Each line containing the string "JSON" should be copied out of the entries.

Supplied records Block Start

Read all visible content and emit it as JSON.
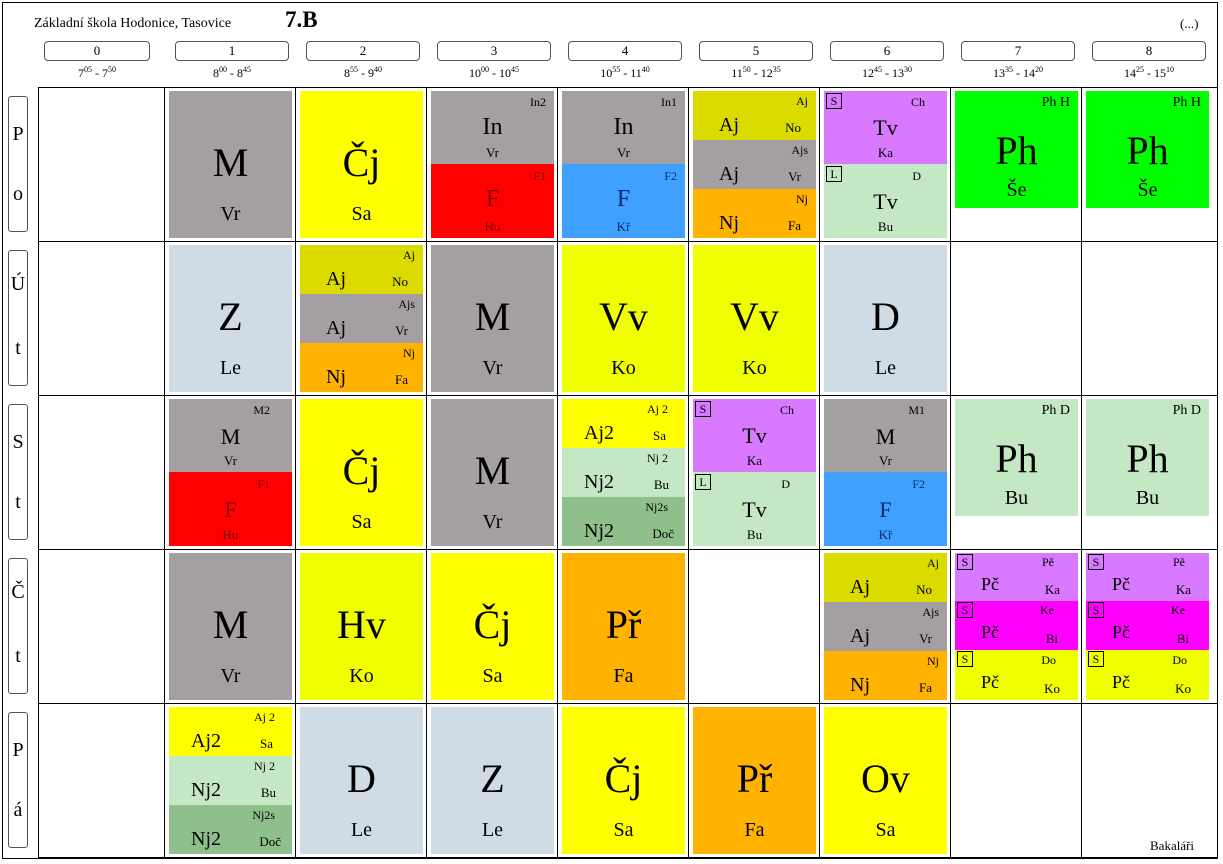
{
  "header": {
    "school": "Základní škola Hodonice, Tasovice",
    "class_name": "7.B",
    "more_link": "(...)"
  },
  "hours": [
    {
      "num": "0",
      "start_h": "7",
      "start_m": "05",
      "end_h": "7",
      "end_m": "50"
    },
    {
      "num": "1",
      "start_h": "8",
      "start_m": "00",
      "end_h": "8",
      "end_m": "45"
    },
    {
      "num": "2",
      "start_h": "8",
      "start_m": "55",
      "end_h": "9",
      "end_m": "40"
    },
    {
      "num": "3",
      "start_h": "10",
      "start_m": "00",
      "end_h": "10",
      "end_m": "45"
    },
    {
      "num": "4",
      "start_h": "10",
      "start_m": "55",
      "end_h": "11",
      "end_m": "40"
    },
    {
      "num": "5",
      "start_h": "11",
      "start_m": "50",
      "end_h": "12",
      "end_m": "35"
    },
    {
      "num": "6",
      "start_h": "12",
      "start_m": "45",
      "end_h": "13",
      "end_m": "30"
    },
    {
      "num": "7",
      "start_h": "13",
      "start_m": "35",
      "end_h": "14",
      "end_m": "20"
    },
    {
      "num": "8",
      "start_h": "14",
      "start_m": "25",
      "end_h": "15",
      "end_m": "10"
    }
  ],
  "days": [
    {
      "l1": "P",
      "l2": "o"
    },
    {
      "l1": "Ú",
      "l2": "t"
    },
    {
      "l1": "S",
      "l2": "t"
    },
    {
      "l1": "Č",
      "l2": "t"
    },
    {
      "l1": "P",
      "l2": "á"
    }
  ],
  "colors": {
    "gray": "#a39fa3",
    "yellow": "#ffff00",
    "lightyellow": "#f0ff00",
    "olive": "#dbdb00",
    "orange": "#ffb300",
    "red": "#ff0000",
    "blue": "#40a0ff",
    "purple": "#d879ff",
    "magenta": "#ff00ff",
    "palegreen": "#c4e8c4",
    "green": "#00ff00",
    "darkgreen": "#8fbf8a",
    "lightblue": "#cfdce6"
  },
  "lessons": {
    "po": {
      "h1": {
        "subject": "M",
        "teacher": "Vr"
      },
      "h2": {
        "subject": "Čj",
        "teacher": "Sa"
      },
      "h3": {
        "a": {
          "group": "In2",
          "subject": "In",
          "teacher": "Vr"
        },
        "b": {
          "group": "F1",
          "subject": "F",
          "teacher": "Hu"
        }
      },
      "h4": {
        "a": {
          "group": "In1",
          "subject": "In",
          "teacher": "Vr"
        },
        "b": {
          "group": "F2",
          "subject": "F",
          "teacher": "Kř"
        }
      },
      "h5": {
        "a": {
          "group": "Aj",
          "subject": "Aj",
          "teacher": "No"
        },
        "b": {
          "group": "Ajs",
          "subject": "Aj",
          "teacher": "Vr"
        },
        "c": {
          "group": "Nj",
          "subject": "Nj",
          "teacher": "Fa"
        }
      },
      "h6": {
        "a": {
          "tag": "S",
          "group": "Ch",
          "subject": "Tv",
          "teacher": "Ka"
        },
        "b": {
          "tag": "L",
          "group": "D",
          "subject": "Tv",
          "teacher": "Bu"
        }
      },
      "h7": {
        "group": "Ph H",
        "subject": "Ph",
        "teacher": "Še"
      },
      "h8": {
        "group": "Ph H",
        "subject": "Ph",
        "teacher": "Še"
      }
    },
    "ut": {
      "h1": {
        "subject": "Z",
        "teacher": "Le"
      },
      "h2": {
        "a": {
          "group": "Aj",
          "subject": "Aj",
          "teacher": "No"
        },
        "b": {
          "group": "Ajs",
          "subject": "Aj",
          "teacher": "Vr"
        },
        "c": {
          "group": "Nj",
          "subject": "Nj",
          "teacher": "Fa"
        }
      },
      "h3": {
        "subject": "M",
        "teacher": "Vr"
      },
      "h4": {
        "subject": "Vv",
        "teacher": "Ko"
      },
      "h5": {
        "subject": "Vv",
        "teacher": "Ko"
      },
      "h6": {
        "subject": "D",
        "teacher": "Le"
      }
    },
    "st": {
      "h1": {
        "a": {
          "group": "M2",
          "subject": "M",
          "teacher": "Vr"
        },
        "b": {
          "group": "F1",
          "subject": "F",
          "teacher": "Hu"
        }
      },
      "h2": {
        "subject": "Čj",
        "teacher": "Sa"
      },
      "h3": {
        "subject": "M",
        "teacher": "Vr"
      },
      "h4": {
        "a": {
          "group": "Aj 2",
          "subject": "Aj2",
          "teacher": "Sa"
        },
        "b": {
          "group": "Nj 2",
          "subject": "Nj2",
          "teacher": "Bu"
        },
        "c": {
          "group": "Nj2s",
          "subject": "Nj2",
          "teacher": "Doč"
        }
      },
      "h5": {
        "a": {
          "tag": "S",
          "group": "Ch",
          "subject": "Tv",
          "teacher": "Ka"
        },
        "b": {
          "tag": "L",
          "group": "D",
          "subject": "Tv",
          "teacher": "Bu"
        }
      },
      "h6": {
        "a": {
          "group": "M1",
          "subject": "M",
          "teacher": "Vr"
        },
        "b": {
          "group": "F2",
          "subject": "F",
          "teacher": "Kř"
        }
      },
      "h7": {
        "group": "Ph D",
        "subject": "Ph",
        "teacher": "Bu"
      },
      "h8": {
        "group": "Ph D",
        "subject": "Ph",
        "teacher": "Bu"
      }
    },
    "ct": {
      "h1": {
        "subject": "M",
        "teacher": "Vr"
      },
      "h2": {
        "subject": "Hv",
        "teacher": "Ko"
      },
      "h3": {
        "subject": "Čj",
        "teacher": "Sa"
      },
      "h4": {
        "subject": "Př",
        "teacher": "Fa"
      },
      "h6": {
        "a": {
          "group": "Aj",
          "subject": "Aj",
          "teacher": "No"
        },
        "b": {
          "group": "Ajs",
          "subject": "Aj",
          "teacher": "Vr"
        },
        "c": {
          "group": "Nj",
          "subject": "Nj",
          "teacher": "Fa"
        }
      },
      "h7": {
        "a": {
          "tag": "S",
          "group": "Pě",
          "subject": "Pč",
          "teacher": "Ka"
        },
        "b": {
          "tag": "S",
          "group": "Ke",
          "subject": "Pč",
          "teacher": "Bi"
        },
        "c": {
          "tag": "S",
          "group": "Do",
          "subject": "Pč",
          "teacher": "Ko"
        }
      },
      "h8": {
        "a": {
          "tag": "S",
          "group": "Pě",
          "subject": "Pč",
          "teacher": "Ka"
        },
        "b": {
          "tag": "S",
          "group": "Ke",
          "subject": "Pč",
          "teacher": "Bi"
        },
        "c": {
          "tag": "S",
          "group": "Do",
          "subject": "Pč",
          "teacher": "Ko"
        }
      }
    },
    "pa": {
      "h1": {
        "a": {
          "group": "Aj 2",
          "subject": "Aj2",
          "teacher": "Sa"
        },
        "b": {
          "group": "Nj 2",
          "subject": "Nj2",
          "teacher": "Bu"
        },
        "c": {
          "group": "Nj2s",
          "subject": "Nj2",
          "teacher": "Doč"
        }
      },
      "h2": {
        "subject": "D",
        "teacher": "Le"
      },
      "h3": {
        "subject": "Z",
        "teacher": "Le"
      },
      "h4": {
        "subject": "Čj",
        "teacher": "Sa"
      },
      "h5": {
        "subject": "Př",
        "teacher": "Fa"
      },
      "h6": {
        "subject": "Ov",
        "teacher": "Sa"
      }
    }
  },
  "footer": "Bakaláři"
}
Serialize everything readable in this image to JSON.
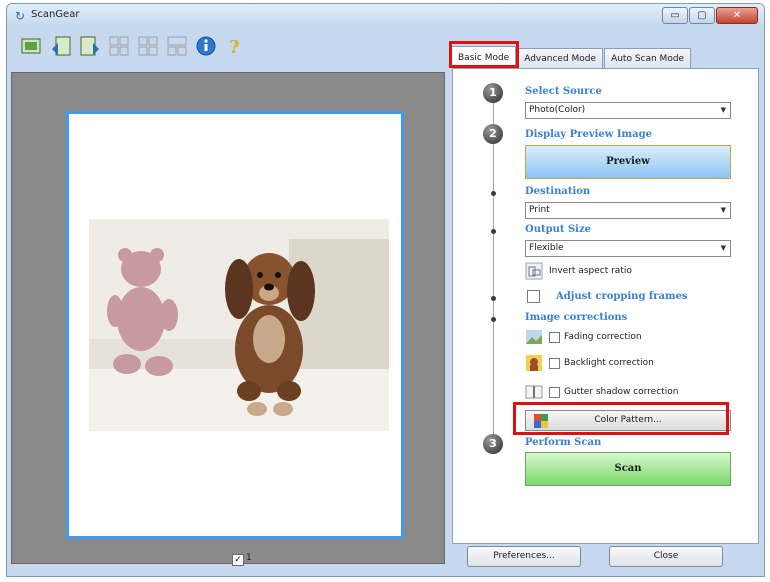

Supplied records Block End

* Solution for this exercise *
Read all visible content and emit it as JSON.
Serialize everything readable in this image to JSON.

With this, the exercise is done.